The House of Representatives, on Tuesday, insisted that the embargo placed last week on bills sent to it by the Senate for concurrence would remain.
While the House adopted two Senate bills for concurrence, for second reading, the Speaker, Femi Gbajabiamila, ruled that the status quo would be maintained.
The House had, on September 21, stepped down the second reading of two bills transmitted to it from the Senate for concurrence in protest against the alleged abandonment of bills from the House by the Senate.
The affected bills were titled, ‘A Bill for an Act to Provide for Establishment of Chartered Institute of Directors of Nigeria; and for Related Matters’ and ‘A Bill for an Act to Establish Federal University of Agriculture and Technology, Aboh; and for Related Matters.’
On Tuesday, the House had gotten to the Bills section on the Order Paper, where the Senate bills were listed as Items 3 and 4 for second reading.
The Speaker, Femi Gbajabiamila, had read out the titles of the Senate bills. He then asked the Deputy Majority Leader, Peter Akpatason, if the issue of concurrence with bills had been resolved.
Akpatason said the issues had not been sorted out, adding that the bills listed were not controversial.
Gbajabiamila, however, stated that the issue was not about controversial bills but about outstanding House bills at the Senate.
The Majority Whip, Mohammed Monguno, said the Senate had concurred with more House bills than the House had concurred with the Senate’s.

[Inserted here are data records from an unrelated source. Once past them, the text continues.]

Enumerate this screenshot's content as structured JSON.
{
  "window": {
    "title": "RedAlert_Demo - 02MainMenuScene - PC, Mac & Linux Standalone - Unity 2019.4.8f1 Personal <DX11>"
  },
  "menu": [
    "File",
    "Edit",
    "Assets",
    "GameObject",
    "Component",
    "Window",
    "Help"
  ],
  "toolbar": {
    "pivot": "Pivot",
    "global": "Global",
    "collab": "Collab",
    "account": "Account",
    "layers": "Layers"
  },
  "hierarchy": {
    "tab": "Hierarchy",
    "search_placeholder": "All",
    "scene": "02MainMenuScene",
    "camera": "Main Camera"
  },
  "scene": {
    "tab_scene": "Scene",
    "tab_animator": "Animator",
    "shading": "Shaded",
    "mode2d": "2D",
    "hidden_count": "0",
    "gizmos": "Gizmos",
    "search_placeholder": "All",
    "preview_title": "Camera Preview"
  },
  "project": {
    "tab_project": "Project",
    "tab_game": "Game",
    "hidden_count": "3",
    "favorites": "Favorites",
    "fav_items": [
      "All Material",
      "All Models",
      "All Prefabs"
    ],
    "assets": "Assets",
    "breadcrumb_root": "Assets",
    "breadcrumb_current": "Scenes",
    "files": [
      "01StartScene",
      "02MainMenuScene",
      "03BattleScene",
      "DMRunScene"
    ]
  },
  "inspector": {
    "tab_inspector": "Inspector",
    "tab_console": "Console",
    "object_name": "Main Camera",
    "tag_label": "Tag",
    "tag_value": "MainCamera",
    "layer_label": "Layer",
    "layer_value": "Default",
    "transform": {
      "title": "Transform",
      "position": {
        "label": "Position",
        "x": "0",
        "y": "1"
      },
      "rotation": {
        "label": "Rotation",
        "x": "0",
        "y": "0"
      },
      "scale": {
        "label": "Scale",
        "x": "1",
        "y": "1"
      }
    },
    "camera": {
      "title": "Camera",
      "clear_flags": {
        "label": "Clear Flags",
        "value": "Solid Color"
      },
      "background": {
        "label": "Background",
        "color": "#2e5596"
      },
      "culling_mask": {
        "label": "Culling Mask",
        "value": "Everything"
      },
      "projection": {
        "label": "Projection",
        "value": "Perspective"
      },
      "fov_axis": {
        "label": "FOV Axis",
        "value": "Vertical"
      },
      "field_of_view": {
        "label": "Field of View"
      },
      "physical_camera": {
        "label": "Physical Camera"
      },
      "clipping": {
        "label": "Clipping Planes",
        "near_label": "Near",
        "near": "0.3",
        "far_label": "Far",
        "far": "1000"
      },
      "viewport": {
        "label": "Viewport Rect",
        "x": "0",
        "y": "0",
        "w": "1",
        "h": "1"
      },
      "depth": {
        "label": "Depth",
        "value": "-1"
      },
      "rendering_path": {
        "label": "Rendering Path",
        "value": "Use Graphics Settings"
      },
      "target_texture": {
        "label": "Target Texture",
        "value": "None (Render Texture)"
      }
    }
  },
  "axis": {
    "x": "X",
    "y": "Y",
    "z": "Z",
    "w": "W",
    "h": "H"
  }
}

Gbajabiamila asked the Committee on Rules and Business to put the details in writing, stating that, “It is not for Rules and Business to just say it; let us have it documented, because I am aware of several members who have their bills sent there for a long time, and still, nothing has happened.”
After Akpatason moved that the first bill be considered for second reading, and the motion had been seconded, the Speaker asked if anybody wanted to speak against the bills and there was no one. The second reading was put to a voice vote and was unanimously approved.